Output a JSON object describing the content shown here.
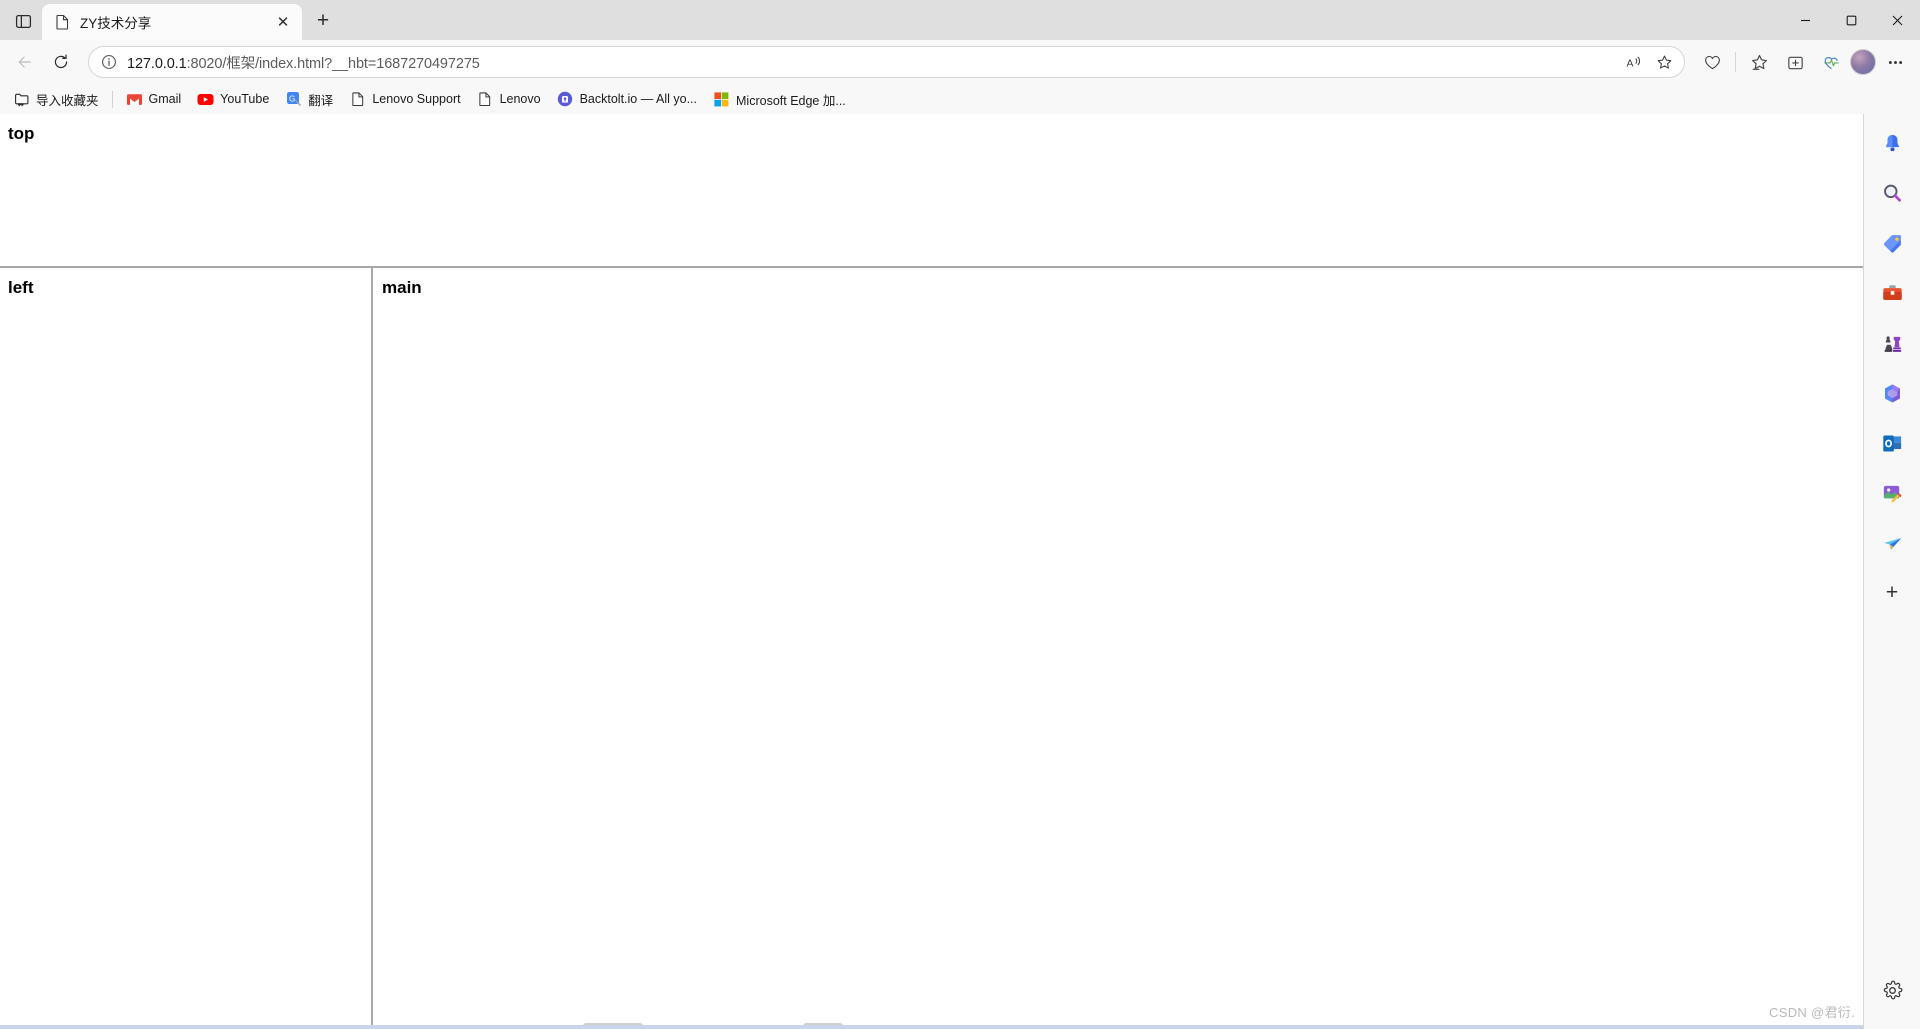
{
  "window": {
    "controls": {
      "minimize": "—",
      "maximize": "▢",
      "close": "✕"
    }
  },
  "tabstrip": {
    "tab_actions_label": "tab-actions",
    "tabs": [
      {
        "title": "ZY技术分享",
        "favicon": "document-icon",
        "close_label": "✕",
        "active": true
      }
    ],
    "new_tab_label": "+"
  },
  "toolbar": {
    "back_label": "back",
    "refresh_label": "refresh",
    "url_display": "127.0.0.1:8020/框架/index.html?__hbt=1687270497275",
    "url_host": "127.0.0.1",
    "url_rest": ":8020/框架/index.html?__hbt=1687270497275",
    "site_info_label": "site-information",
    "read_aloud_label": "A",
    "favorite_label": "add-to-favorites",
    "collections_label": "collections",
    "favorites_label": "favorites",
    "split_screen_label": "split-screen",
    "browser_essentials_label": "browser-essentials",
    "profile_label": "profile",
    "settings_label": "settings-and-more"
  },
  "bookmarks": [
    {
      "label": "导入收藏夹",
      "icon": "import-favorites-icon"
    },
    {
      "label": "Gmail",
      "icon": "gmail-icon"
    },
    {
      "label": "YouTube",
      "icon": "youtube-icon"
    },
    {
      "label": "翻译",
      "icon": "translate-icon"
    },
    {
      "label": "Lenovo Support",
      "icon": "document-icon"
    },
    {
      "label": "Lenovo",
      "icon": "document-icon"
    },
    {
      "label": "Backtolt.io — All yo...",
      "icon": "backtolt-icon"
    },
    {
      "label": "Microsoft Edge 加...",
      "icon": "microsoft-icon"
    }
  ],
  "page": {
    "frames": {
      "top": "top",
      "left": "left",
      "main": "main"
    }
  },
  "sidebar": {
    "items": [
      {
        "name": "notifications",
        "icon": "bell-icon"
      },
      {
        "name": "search",
        "icon": "search-icon"
      },
      {
        "name": "shopping",
        "icon": "tag-icon"
      },
      {
        "name": "tools",
        "icon": "toolbox-icon"
      },
      {
        "name": "games",
        "icon": "chess-icon"
      },
      {
        "name": "office",
        "icon": "microsoft365-icon"
      },
      {
        "name": "outlook",
        "icon": "outlook-icon"
      },
      {
        "name": "image-creator",
        "icon": "image-edit-icon"
      },
      {
        "name": "drop",
        "icon": "paper-plane-icon"
      }
    ],
    "add_label": "+",
    "customize_label": "customize-sidebar"
  },
  "watermark": "CSDN @君衍.",
  "colors": {
    "tabstrip_bg": "#dfdfdf",
    "toolbar_bg": "#f8f8f8",
    "tab_active_bg": "#fbfbfb",
    "frame_border": "#a8a8a8",
    "text": "#1b1b1b",
    "url_muted": "#5c5c5c",
    "watermark": "#b8b8b8"
  }
}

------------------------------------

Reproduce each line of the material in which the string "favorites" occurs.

● ANSWER
    "favorite_label": "add-to-favorites",
    "favorites_label": "favorites",
      "icon": "import-favorites-icon"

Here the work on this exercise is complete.